3. Shame baggage. Yes, we all carry it
We spend most of our adolescence and early adulthood trying to pretend our shame doesn't exist so, when the person we love triggers it in us, we blame them for creating it. And then we demand they fix it. But the truth is, they didn't create it and they can't fix it. Sometimes the best marital therapy is individual therapy, in which we work to heal our own shame. So we can stop transferring it to the ones we love.
4. Ego wins
We've all got one. We came by it honestly. Probably sometime around the fourth grade when kids started to be jerks to us. Maybe earlier if our family members were jerks first. The ego was a good thing. It kept us safe from the emotional slings and arrows. But now that we're grown and married, the ego is a wall that separates. It's time for it to come down. By practicing openness instead of defensiveness, forgiveness instead of vengeance, apology instead of blame, vulnerability instead of strength, and grace instead of power.
5. Life is messy and marriage is life
So marriage is messy, too. But when things stop working perfectly, we start blaming our partner for the snags. We add unnecessary mess to the already inescapable mess of life and love. We must stop pointing fingers and start intertwining them. And then we can walk into, and through, the mess of life together. Blameless and shameless.
6. The hidden power struggle
Most conflict in marriage is at least in part a negotiation around the level of interconnectedness between lovers. Men usually want less. Women usually want more. Sometimes, those roles are reversed. Regardless, when you read between the lines of most fights, this is the question you find: Who gets to decide how much distance we keep between us? If we don't ask that question explicitly, we'll fight about it implicitly. Forever.
7. We don't know how to maintain interest in one thing or one person anymore
We live in a world pulling our attention in a million different directions. The practice of meditation — attending to one thing and then returning our attention to it when we become distracted, over and over and over again — is an essential art. When we are constantly encouraged to attend to the shiny surface of things and to move on when we get a little bored, making our life a meditation upon the person we love is a revolutionary act.

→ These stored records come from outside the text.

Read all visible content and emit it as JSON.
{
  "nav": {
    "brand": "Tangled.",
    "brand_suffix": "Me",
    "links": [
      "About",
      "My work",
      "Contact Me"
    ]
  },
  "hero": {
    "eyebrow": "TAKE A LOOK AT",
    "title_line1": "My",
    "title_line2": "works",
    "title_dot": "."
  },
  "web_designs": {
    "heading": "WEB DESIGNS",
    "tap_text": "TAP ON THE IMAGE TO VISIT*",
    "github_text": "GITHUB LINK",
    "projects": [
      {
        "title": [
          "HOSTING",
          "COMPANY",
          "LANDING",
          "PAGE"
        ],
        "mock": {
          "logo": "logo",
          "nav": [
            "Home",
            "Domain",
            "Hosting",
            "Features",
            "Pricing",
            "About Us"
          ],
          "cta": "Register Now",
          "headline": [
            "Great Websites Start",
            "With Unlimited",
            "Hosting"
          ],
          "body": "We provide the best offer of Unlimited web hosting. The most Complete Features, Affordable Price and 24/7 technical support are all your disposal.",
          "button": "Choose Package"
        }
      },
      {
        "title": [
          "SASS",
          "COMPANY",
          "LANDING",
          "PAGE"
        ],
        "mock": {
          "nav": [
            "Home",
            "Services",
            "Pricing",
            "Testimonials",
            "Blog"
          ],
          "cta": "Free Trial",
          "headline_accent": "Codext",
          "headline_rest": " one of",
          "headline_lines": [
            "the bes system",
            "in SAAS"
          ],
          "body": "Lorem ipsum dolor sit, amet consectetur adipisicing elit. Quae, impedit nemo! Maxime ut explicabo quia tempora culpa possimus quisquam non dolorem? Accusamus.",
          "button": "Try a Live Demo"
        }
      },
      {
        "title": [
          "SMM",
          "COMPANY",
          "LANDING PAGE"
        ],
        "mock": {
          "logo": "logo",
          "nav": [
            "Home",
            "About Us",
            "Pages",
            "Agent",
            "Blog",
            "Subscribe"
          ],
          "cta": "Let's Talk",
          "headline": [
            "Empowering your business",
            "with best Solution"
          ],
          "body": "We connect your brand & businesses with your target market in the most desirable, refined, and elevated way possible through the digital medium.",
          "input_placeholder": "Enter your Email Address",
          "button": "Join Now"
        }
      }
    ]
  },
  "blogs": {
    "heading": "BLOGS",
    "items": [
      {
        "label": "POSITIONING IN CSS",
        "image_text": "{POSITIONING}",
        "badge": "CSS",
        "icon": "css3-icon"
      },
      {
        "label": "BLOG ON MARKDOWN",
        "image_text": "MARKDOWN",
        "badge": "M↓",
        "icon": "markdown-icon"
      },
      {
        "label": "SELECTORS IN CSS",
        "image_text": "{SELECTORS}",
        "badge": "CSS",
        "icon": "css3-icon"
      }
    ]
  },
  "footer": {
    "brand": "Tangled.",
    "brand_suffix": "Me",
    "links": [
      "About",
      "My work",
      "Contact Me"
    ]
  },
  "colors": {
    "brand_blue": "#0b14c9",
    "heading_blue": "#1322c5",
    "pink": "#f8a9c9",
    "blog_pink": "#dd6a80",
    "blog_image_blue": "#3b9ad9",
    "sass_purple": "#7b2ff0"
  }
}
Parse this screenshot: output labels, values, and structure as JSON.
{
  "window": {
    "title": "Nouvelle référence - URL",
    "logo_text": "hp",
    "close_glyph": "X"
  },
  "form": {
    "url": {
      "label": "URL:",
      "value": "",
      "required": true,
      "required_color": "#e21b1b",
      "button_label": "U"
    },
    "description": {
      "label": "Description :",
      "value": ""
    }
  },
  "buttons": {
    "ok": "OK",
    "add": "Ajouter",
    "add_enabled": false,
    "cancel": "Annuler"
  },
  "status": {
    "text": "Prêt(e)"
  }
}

And it is absolutely essential if any marriage is to survive and thrive.
It's a lifetime that forms us into people who are becoming ever more loving versions of ourselves, who can bear the weight of loneliness, who have released the weight of shame, who have traded in walls for bridges, who have embraced the mess of being alive, who risk empathy and forgive disappointments, who love everyone with equal fervor, who give and take and compromise, and who have dedicated themselves to a lifetime of presence and awareness and attentiveness.
And that's a lifetime worth fighting for.